The authors of the report urge United Kingdom policymakers to focus on this so-called “polluter elite” in an effort to persuade wealthy people to adopt more sustainable behavior, while providing “affordable, available low-carbon alternatives to poorer households.”
— source commondreams.org | Brett Wilkins | Apr 13, 2021
Deadly viruses don’t much care what’s in your wallet, but socioeconomic privilege and access to wealth do wonders when it comes to not just surviving a plague but cashing in on it. Having spent more than a year pre-COVID working on a new nonfiction book about the absurdity of wealth in America during this second Gilded Age, I figured the pandemic would throw a wrench into my story.

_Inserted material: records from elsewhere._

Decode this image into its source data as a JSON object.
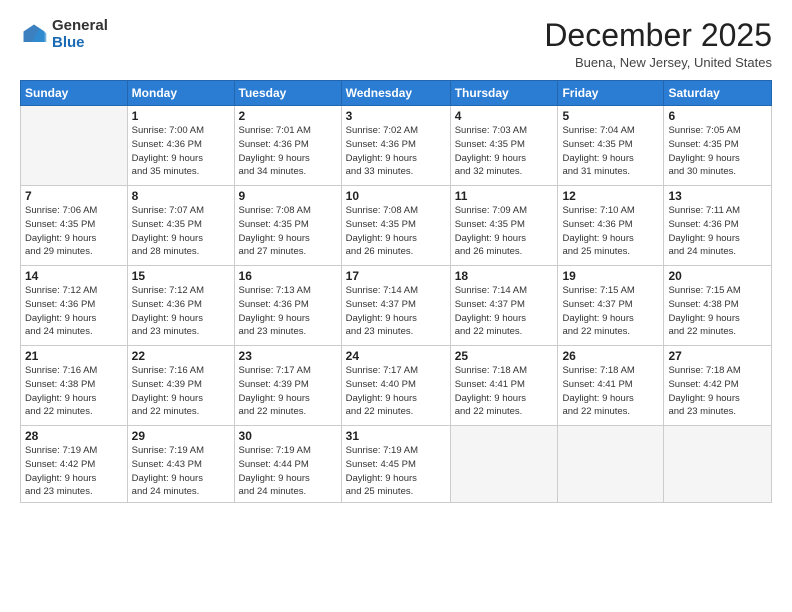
{
  "logo": {
    "general": "General",
    "blue": "Blue"
  },
  "title": "December 2025",
  "location": "Buena, New Jersey, United States",
  "days_of_week": [
    "Sunday",
    "Monday",
    "Tuesday",
    "Wednesday",
    "Thursday",
    "Friday",
    "Saturday"
  ],
  "weeks": [
    [
      {
        "day": "",
        "info": ""
      },
      {
        "day": "1",
        "info": "Sunrise: 7:00 AM\nSunset: 4:36 PM\nDaylight: 9 hours\nand 35 minutes."
      },
      {
        "day": "2",
        "info": "Sunrise: 7:01 AM\nSunset: 4:36 PM\nDaylight: 9 hours\nand 34 minutes."
      },
      {
        "day": "3",
        "info": "Sunrise: 7:02 AM\nSunset: 4:36 PM\nDaylight: 9 hours\nand 33 minutes."
      },
      {
        "day": "4",
        "info": "Sunrise: 7:03 AM\nSunset: 4:35 PM\nDaylight: 9 hours\nand 32 minutes."
      },
      {
        "day": "5",
        "info": "Sunrise: 7:04 AM\nSunset: 4:35 PM\nDaylight: 9 hours\nand 31 minutes."
      },
      {
        "day": "6",
        "info": "Sunrise: 7:05 AM\nSunset: 4:35 PM\nDaylight: 9 hours\nand 30 minutes."
      }
    ],
    [
      {
        "day": "7",
        "info": "Sunrise: 7:06 AM\nSunset: 4:35 PM\nDaylight: 9 hours\nand 29 minutes."
      },
      {
        "day": "8",
        "info": "Sunrise: 7:07 AM\nSunset: 4:35 PM\nDaylight: 9 hours\nand 28 minutes."
      },
      {
        "day": "9",
        "info": "Sunrise: 7:08 AM\nSunset: 4:35 PM\nDaylight: 9 hours\nand 27 minutes."
      },
      {
        "day": "10",
        "info": "Sunrise: 7:08 AM\nSunset: 4:35 PM\nDaylight: 9 hours\nand 26 minutes."
      },
      {
        "day": "11",
        "info": "Sunrise: 7:09 AM\nSunset: 4:35 PM\nDaylight: 9 hours\nand 26 minutes."
      },
      {
        "day": "12",
        "info": "Sunrise: 7:10 AM\nSunset: 4:36 PM\nDaylight: 9 hours\nand 25 minutes."
      },
      {
        "day": "13",
        "info": "Sunrise: 7:11 AM\nSunset: 4:36 PM\nDaylight: 9 hours\nand 24 minutes."
      }
    ],
    [
      {
        "day": "14",
        "info": "Sunrise: 7:12 AM\nSunset: 4:36 PM\nDaylight: 9 hours\nand 24 minutes."
      },
      {
        "day": "15",
        "info": "Sunrise: 7:12 AM\nSunset: 4:36 PM\nDaylight: 9 hours\nand 23 minutes."
      },
      {
        "day": "16",
        "info": "Sunrise: 7:13 AM\nSunset: 4:36 PM\nDaylight: 9 hours\nand 23 minutes."
      },
      {
        "day": "17",
        "info": "Sunrise: 7:14 AM\nSunset: 4:37 PM\nDaylight: 9 hours\nand 23 minutes."
      },
      {
        "day": "18",
        "info": "Sunrise: 7:14 AM\nSunset: 4:37 PM\nDaylight: 9 hours\nand 22 minutes."
      },
      {
        "day": "19",
        "info": "Sunrise: 7:15 AM\nSunset: 4:37 PM\nDaylight: 9 hours\nand 22 minutes."
      },
      {
        "day": "20",
        "info": "Sunrise: 7:15 AM\nSunset: 4:38 PM\nDaylight: 9 hours\nand 22 minutes."
      }
    ],
    [
      {
        "day": "21",
        "info": "Sunrise: 7:16 AM\nSunset: 4:38 PM\nDaylight: 9 hours\nand 22 minutes."
      },
      {
        "day": "22",
        "info": "Sunrise: 7:16 AM\nSunset: 4:39 PM\nDaylight: 9 hours\nand 22 minutes."
      },
      {
        "day": "23",
        "info": "Sunrise: 7:17 AM\nSunset: 4:39 PM\nDaylight: 9 hours\nand 22 minutes."
      },
      {
        "day": "24",
        "info": "Sunrise: 7:17 AM\nSunset: 4:40 PM\nDaylight: 9 hours\nand 22 minutes."
      },
      {
        "day": "25",
        "info": "Sunrise: 7:18 AM\nSunset: 4:41 PM\nDaylight: 9 hours\nand 22 minutes."
      },
      {
        "day": "26",
        "info": "Sunrise: 7:18 AM\nSunset: 4:41 PM\nDaylight: 9 hours\nand 22 minutes."
      },
      {
        "day": "27",
        "info": "Sunrise: 7:18 AM\nSunset: 4:42 PM\nDaylight: 9 hours\nand 23 minutes."
      }
    ],
    [
      {
        "day": "28",
        "info": "Sunrise: 7:19 AM\nSunset: 4:42 PM\nDaylight: 9 hours\nand 23 minutes."
      },
      {
        "day": "29",
        "info": "Sunrise: 7:19 AM\nSunset: 4:43 PM\nDaylight: 9 hours\nand 24 minutes."
      },
      {
        "day": "30",
        "info": "Sunrise: 7:19 AM\nSunset: 4:44 PM\nDaylight: 9 hours\nand 24 minutes."
      },
      {
        "day": "31",
        "info": "Sunrise: 7:19 AM\nSunset: 4:45 PM\nDaylight: 9 hours\nand 25 minutes."
      },
      {
        "day": "",
        "info": ""
      },
      {
        "day": "",
        "info": ""
      },
      {
        "day": "",
        "info": ""
      }
    ]
  ]
}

Yet perhaps unsurprisingly, over the past year, the superrich have remained safely ensconced on their side of an economic chasm that just keeps widening as investment profits flow to the very top while America’s less fortunate struggle just to get by. I put together these stats to demonstrate the degree to which our most privileged citizens have benefitted, often at the expense of the rest of us.
Who’s on top?
Long before the pandemic hit, America’s economic spoils flowed disproportionately to the top earners, while more than half of the population failed to thrive.
How the rich fared during the pandemic
In the first three months of 2020, the combined wealth of Americans with assets of $30 million or more dipped 26%—but then bounced back almost entirely by the end of August.
The pandemic relief passed in December 2020 included a bipartisan provision that will save America’s wealthiest 1 percent an estimated $120 billion in taxes.
— source motherjones.com | Michael Mechanic | May+June 2021